(Beginning of Dataset content)

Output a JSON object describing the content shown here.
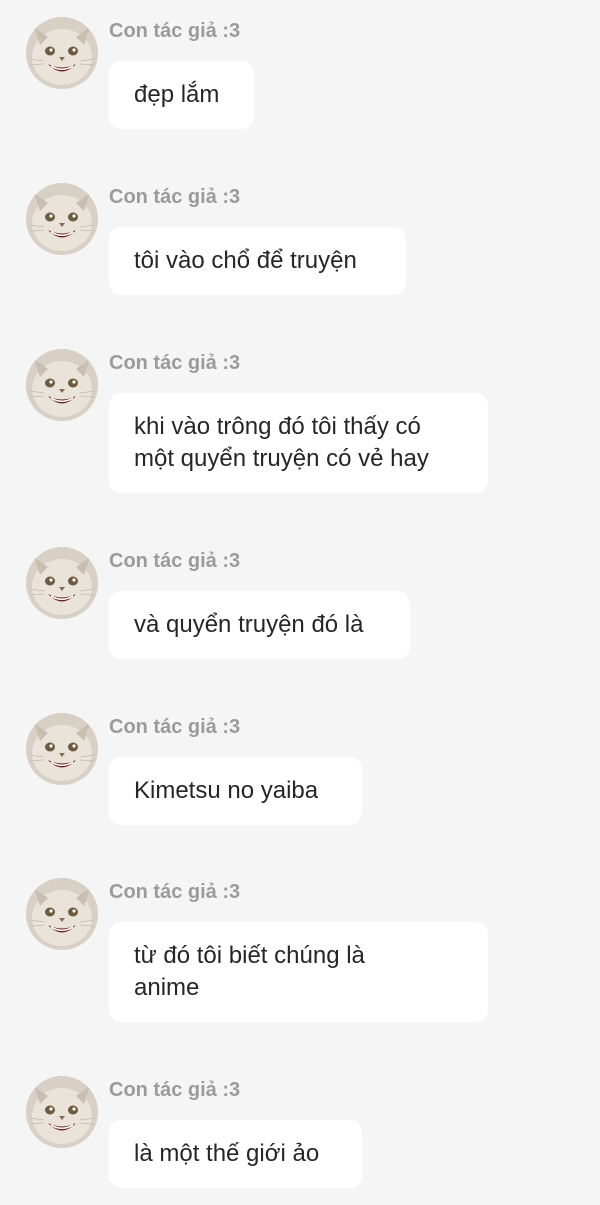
{
  "messages": [
    {
      "sender": "Con tác giả :3",
      "lines": [
        "đẹp lắm"
      ]
    },
    {
      "sender": "Con tác giả :3",
      "lines": [
        "tôi vào chổ để truyện"
      ]
    },
    {
      "sender": "Con tác giả :3",
      "lines": [
        "khi vào trông đó tôi thấy có",
        "một quyển truyện có vẻ hay"
      ]
    },
    {
      "sender": "Con tác giả :3",
      "lines": [
        "và quyển truyện đó là"
      ]
    },
    {
      "sender": "Con tác giả :3",
      "lines": [
        "Kimetsu no yaiba"
      ]
    },
    {
      "sender": "Con tác giả :3",
      "lines": [
        "từ đó tôi biết chúng là",
        "anime"
      ]
    },
    {
      "sender": "Con tác giả :3",
      "lines": [
        "là một thế giới ảo"
      ]
    }
  ],
  "avatar_icon": "cat-face-avatar-icon"
}
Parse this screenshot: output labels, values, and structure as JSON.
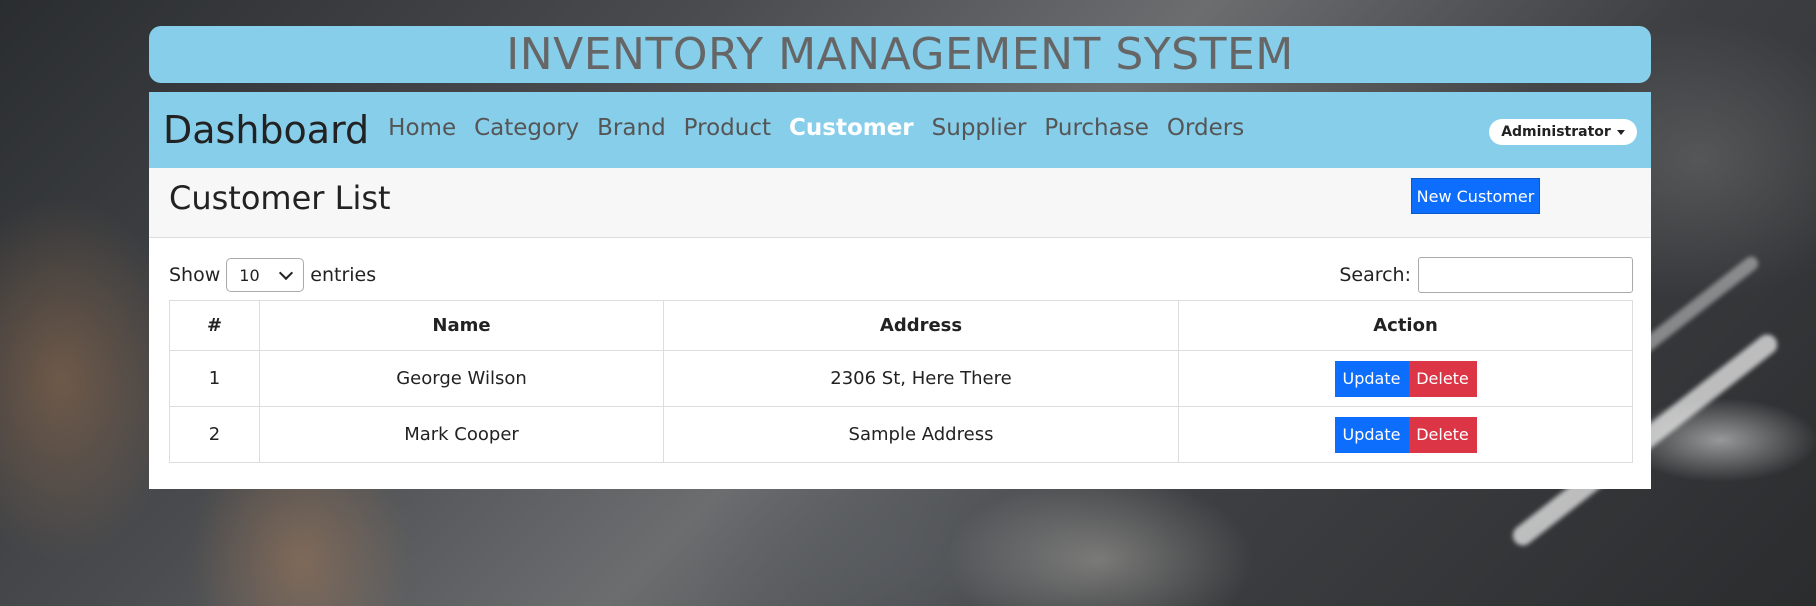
{
  "header": {
    "title": "INVENTORY MANAGEMENT SYSTEM"
  },
  "navbar": {
    "brand": "Dashboard",
    "links": [
      {
        "label": "Home"
      },
      {
        "label": "Category"
      },
      {
        "label": "Brand"
      },
      {
        "label": "Product"
      },
      {
        "label": "Customer",
        "active": true
      },
      {
        "label": "Supplier"
      },
      {
        "label": "Purchase"
      },
      {
        "label": "Orders"
      }
    ],
    "user_menu": "Administrator"
  },
  "page": {
    "title": "Customer List",
    "new_button": "New Customer"
  },
  "controls": {
    "show_label": "Show",
    "entries_value": "10",
    "entries_label": "entries",
    "search_label": "Search:",
    "search_value": ""
  },
  "table": {
    "columns": [
      "#",
      "Name",
      "Address",
      "Action"
    ],
    "rows": [
      {
        "num": "1",
        "name": "George Wilson",
        "address": "2306 St, Here There"
      },
      {
        "num": "2",
        "name": "Mark Cooper",
        "address": "Sample Address"
      }
    ],
    "update_label": "Update",
    "delete_label": "Delete"
  },
  "colors": {
    "navbar": "#87ceeb",
    "primary": "#0d6efd",
    "danger": "#dc3545"
  }
}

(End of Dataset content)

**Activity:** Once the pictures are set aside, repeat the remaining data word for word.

**Answer section:**
Output a JSON object describing the content shown here.
{
  "messages": [
    {
      "sender": "Con tác giả :3",
      "lines": [
        "đẹp lắm"
      ]
    },
    {
      "sender": "Con tác giả :3",
      "lines": [
        "tôi vào chổ để truyện"
      ]
    },
    {
      "sender": "Con tác giả :3",
      "lines": [
        "khi vào trông đó tôi thấy có",
        "một quyển truyện có vẻ hay"
      ]
    },
    {
      "sender": "Con tác giả :3",
      "lines": [
        "và quyển truyện đó là"
      ]
    },
    {
      "sender": "Con tác giả :3",
      "lines": [
        "Kimetsu no yaiba"
      ]
    },
    {
      "sender": "Con tác giả :3",
      "lines": [
        "từ đó tôi biết chúng là",
        "anime"
      ]
    },
    {
      "sender": "Con tác giả :3",
      "lines": [
        "là một thế giới ảo"
      ]
    }
  ],
  "avatar_icon": "cat-face-avatar-icon"
}
Parse this screenshot: output labels, values, and structure as JSON.
{
  "header": {
    "title": "INVENTORY MANAGEMENT SYSTEM"
  },
  "navbar": {
    "brand": "Dashboard",
    "links": [
      {
        "label": "Home"
      },
      {
        "label": "Category"
      },
      {
        "label": "Brand"
      },
      {
        "label": "Product"
      },
      {
        "label": "Customer",
        "active": true
      },
      {
        "label": "Supplier"
      },
      {
        "label": "Purchase"
      },
      {
        "label": "Orders"
      }
    ],
    "user_menu": "Administrator"
  },
  "page": {
    "title": "Customer List",
    "new_button": "New Customer"
  },
  "controls": {
    "show_label": "Show",
    "entries_value": "10",
    "entries_label": "entries",
    "search_label": "Search:",
    "search_value": ""
  },
  "table": {
    "columns": [
      "#",
      "Name",
      "Address",
      "Action"
    ],
    "rows": [
      {
        "num": "1",
        "name": "George Wilson",
        "address": "2306 St, Here There"
      },
      {
        "num": "2",
        "name": "Mark Cooper",
        "address": "Sample Address"
      }
    ],
    "update_label": "Update",
    "delete_label": "Delete"
  },
  "colors": {
    "navbar": "#87ceeb",
    "primary": "#0d6efd",
    "danger": "#dc3545"
  }
}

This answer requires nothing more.